__Exercise materials__.
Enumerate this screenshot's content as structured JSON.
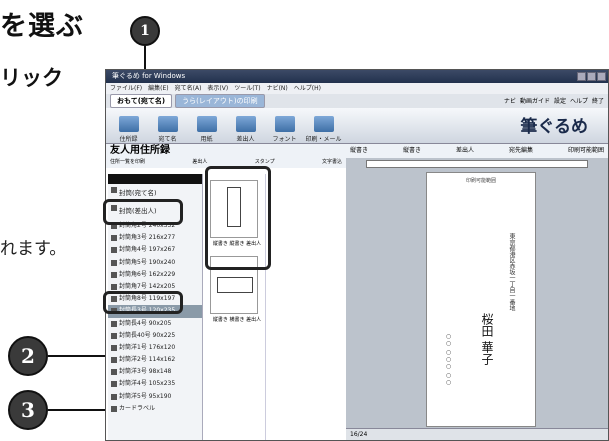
{
  "heading": "を選ぶ",
  "sub_heading": "リック",
  "side_text": "れます。",
  "callouts": [
    "1",
    "2",
    "3"
  ],
  "window": {
    "title": "筆ぐるめ for Windows",
    "menu": [
      "ファイル(F)",
      "編集(E)",
      "宛て名(A)",
      "表示(V)",
      "ツール(T)",
      "ナビ(N)",
      "ヘルプ(H)"
    ],
    "tabs": [
      "おもて(宛て名)",
      "うら(レイアウト)の印刷"
    ],
    "tab_tools": [
      "ナビ",
      "動画ガイド",
      "設定",
      "ヘルプ",
      "終了"
    ],
    "toolbar": [
      "住所録",
      "宛て名",
      "用紙",
      "差出人",
      "フォント",
      "印刷・メール"
    ],
    "brand": "筆ぐるめ"
  },
  "left_panel": {
    "title": "友人用住所録",
    "tools": [
      "住所一覧を印刷",
      "差出人",
      "スタンプ",
      "文字書込"
    ],
    "list_items": [
      {
        "label": "封筒(宛て名)",
        "tall": true
      },
      {
        "label": "封筒(差出人)",
        "tall": true
      },
      {
        "label": "封筒角2号 240x332"
      },
      {
        "label": "封筒角3号 216x277"
      },
      {
        "label": "封筒角4号 197x267"
      },
      {
        "label": "封筒角5号 190x240"
      },
      {
        "label": "封筒角6号 162x229"
      },
      {
        "label": "封筒角7号 142x205"
      },
      {
        "label": "封筒角8号 119x197"
      },
      {
        "label": "封筒長3号 120x235",
        "selected": true
      },
      {
        "label": "封筒長4号 90x205"
      },
      {
        "label": "封筒長40号 90x225"
      },
      {
        "label": "封筒洋1号 176x120"
      },
      {
        "label": "封筒洋2号 114x162"
      },
      {
        "label": "封筒洋3号 98x148"
      },
      {
        "label": "封筒洋4号 105x235"
      },
      {
        "label": "封筒洋5号 95x190"
      },
      {
        "label": "カードラベル"
      }
    ],
    "thumbs": [
      "縦書き 縦書き 差出人",
      "縦書き 横書き 差出人"
    ]
  },
  "right_panel": {
    "tools": [
      "縦書き",
      "縦書き",
      "差出人",
      "宛先編集",
      "印刷可能範囲"
    ],
    "paper_header": "印刷可能範囲",
    "recipient_name": "桜田 華子",
    "recipient_address": "東京都港区赤坂一丁目一番地",
    "sender_address": "○○ ○○○ ○○",
    "page_indicator": "16/24"
  }
}
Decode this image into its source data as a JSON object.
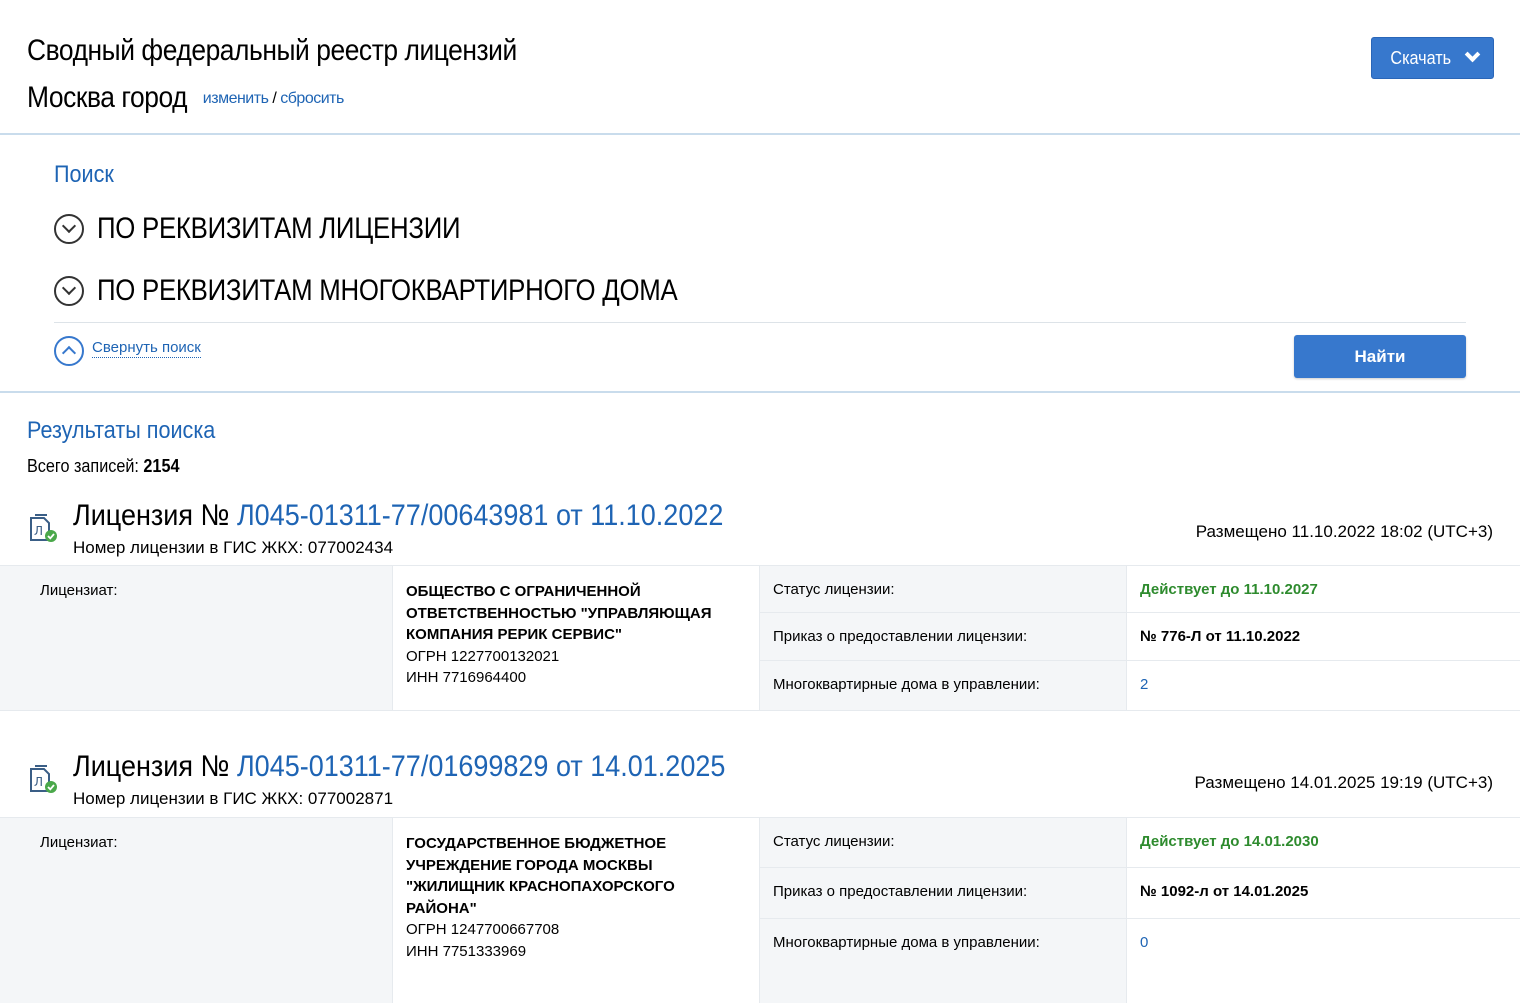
{
  "header": {
    "title": "Сводный федеральный реестр лицензий",
    "region": "Москва город",
    "change_link": "изменить",
    "separator": "/",
    "reset_link": "сбросить",
    "download_button": "Скачать"
  },
  "search": {
    "title": "Поиск",
    "criteria": [
      "ПО РЕКВИЗИТАМ ЛИЦЕНЗИИ",
      "ПО РЕКВИЗИТАМ МНОГОКВАРТИРНОГО ДОМА"
    ],
    "collapse_label": "Свернуть поиск",
    "find_button": "Найти"
  },
  "results": {
    "title": "Результаты поиска",
    "total_label": "Всего записей:",
    "total_value": "2154",
    "licenses": [
      {
        "prefix": "Лицензия №",
        "number": "Л045-01311-77/00643981 от 11.10.2022",
        "gis_number": "Номер лицензии в ГИС ЖКХ: 077002434",
        "posted": "Размещено 11.10.2022 18:02 (UTC+3)",
        "licensee_label": "Лицензиат:",
        "org_name": "ОБЩЕСТВО С ОГРАНИЧЕННОЙ ОТВЕТСТВЕННОСТЬЮ \"УПРАВЛЯЮЩАЯ КОМПАНИЯ РЕРИК СЕРВИС\"",
        "ogrn": "ОГРН 1227700132021",
        "inn": "ИНН 7716964400",
        "status_label": "Статус лицензии:",
        "status_value": "Действует до 11.10.2027",
        "order_label": "Приказ о предоставлении лицензии:",
        "order_value": "№ 776-Л от 11.10.2022",
        "houses_label": "Многоквартирные дома в управлении:",
        "houses_value": "2"
      },
      {
        "prefix": "Лицензия №",
        "number": "Л045-01311-77/01699829 от 14.01.2025",
        "gis_number": "Номер лицензии в ГИС ЖКХ: 077002871",
        "posted": "Размещено 14.01.2025 19:19 (UTC+3)",
        "licensee_label": "Лицензиат:",
        "org_name": "ГОСУДАРСТВЕННОЕ БЮДЖЕТНОЕ УЧРЕЖДЕНИЕ ГОРОДА МОСКВЫ \"ЖИЛИЩНИК КРАСНОПАХОРСКОГО РАЙОНА\"",
        "ogrn": "ОГРН 1247700667708",
        "inn": "ИНН 7751333969",
        "status_label": "Статус лицензии:",
        "status_value": "Действует до 14.01.2030",
        "order_label": "Приказ о предоставлении лицензии:",
        "order_value": "№ 1092-л от 14.01.2025",
        "houses_label": "Многоквартирные дома в управлении:",
        "houses_value": "0"
      }
    ]
  },
  "colors": {
    "accent": "#3778cd",
    "link": "#1e64b4",
    "status_active": "#2e8b2e",
    "panel_bg": "#f4f6f8"
  }
}
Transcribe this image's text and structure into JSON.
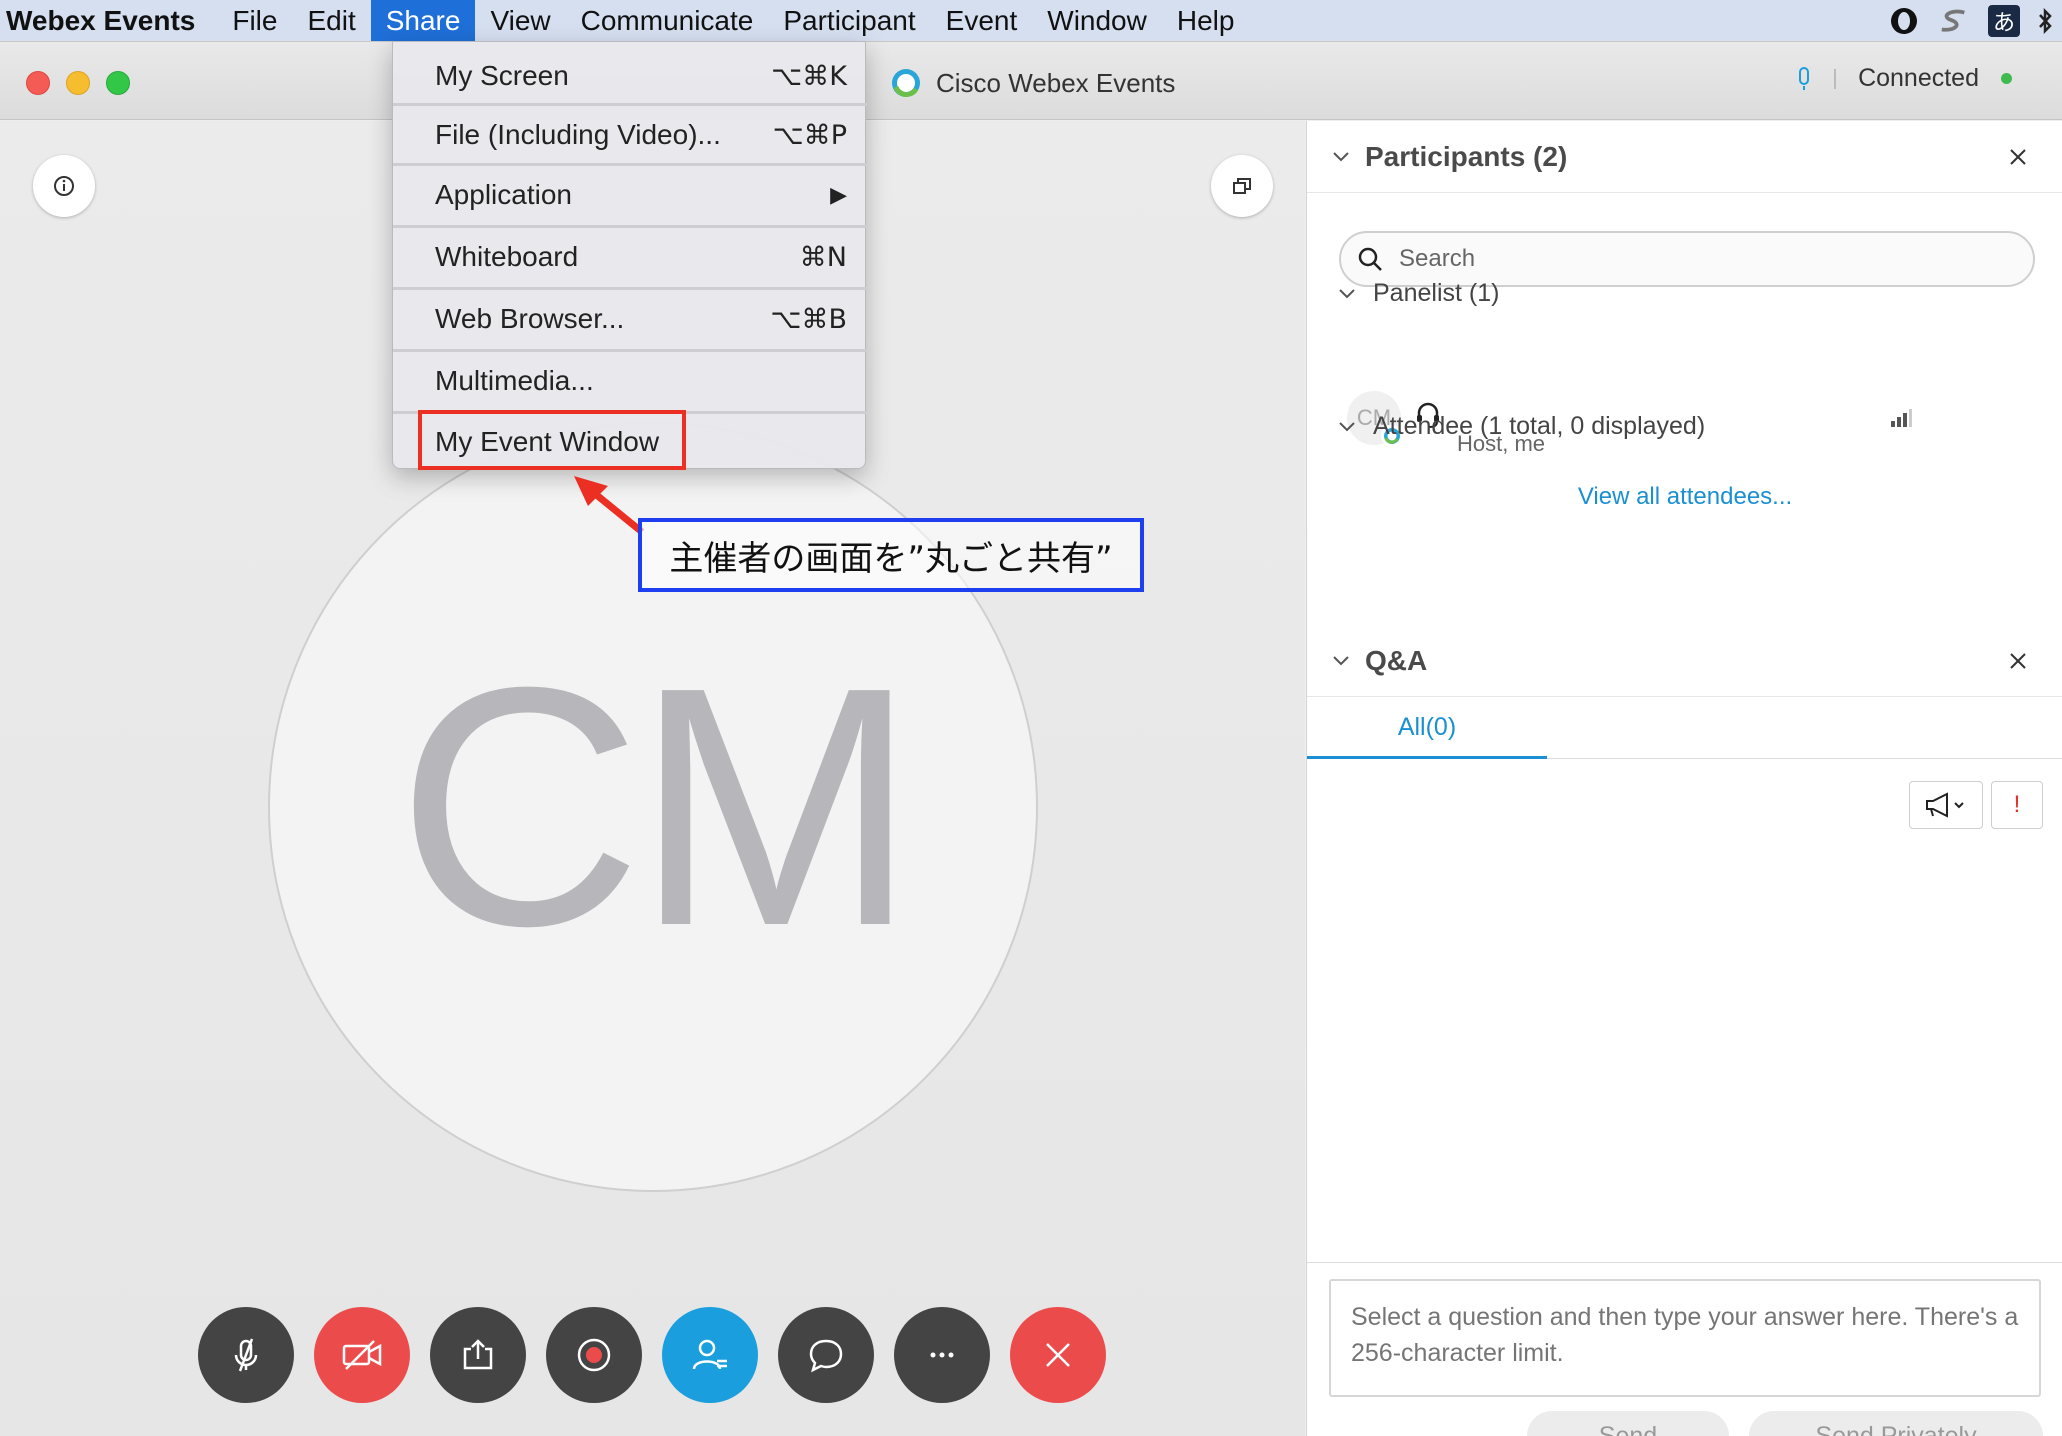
{
  "menubar": {
    "app_name": "Webex Events",
    "items": [
      "File",
      "Edit",
      "Share",
      "View",
      "Communicate",
      "Participant",
      "Event",
      "Window",
      "Help"
    ],
    "active": "Share",
    "ime": "あ"
  },
  "window": {
    "title": "Cisco Webex Events",
    "status": "Connected",
    "status_color": "#3dbb4f"
  },
  "share_menu": {
    "items": [
      {
        "label": "My Screen",
        "shortcut": "⌥⌘K"
      },
      {
        "label": "File (Including Video)...",
        "shortcut": "⌥⌘P"
      },
      {
        "label": "Application",
        "shortcut": "▶"
      },
      {
        "label": "Whiteboard",
        "shortcut": "⌘N"
      },
      {
        "label": "Web Browser...",
        "shortcut": "⌥⌘B"
      },
      {
        "label": "Multimedia...",
        "shortcut": ""
      },
      {
        "label": "My Event Window",
        "shortcut": ""
      }
    ],
    "highlighted": "My Event Window"
  },
  "annotation": {
    "text": "主催者の画面を”丸ごと共有”",
    "box_color": "#1e3ff0",
    "highlight_color": "#ec2f23"
  },
  "stage": {
    "avatar_initials": "CM"
  },
  "controls": [
    "mute-microphone",
    "stop-video",
    "share",
    "record",
    "participants",
    "chat",
    "more-options",
    "leave-event"
  ],
  "participants": {
    "title": "Participants (2)",
    "search_placeholder": "Search",
    "panelist_section": "Panelist (1)",
    "panelist": {
      "initials": "CM",
      "role": "Host, me"
    },
    "attendee_section": "Attendee (1 total, 0 displayed)",
    "view_all": "View all attendees...",
    "alert_glyph": "!"
  },
  "qa": {
    "title": "Q&A",
    "tab_all": "All(0)",
    "answer_placeholder": "Select a question and then type your answer here. There's a 256-character limit.",
    "send": "Send",
    "send_privately": "Send Privately"
  },
  "colors": {
    "accent": "#1a9ede",
    "danger": "#ec4b4b",
    "menu_highlight": "#1f6fd8"
  }
}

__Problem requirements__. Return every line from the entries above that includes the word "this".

__Written solution__.
Enumerate this screenshot's content as structured JSON.
Decode this image into its source data as a JSON object.
Transcribe this image's text and structure into JSON.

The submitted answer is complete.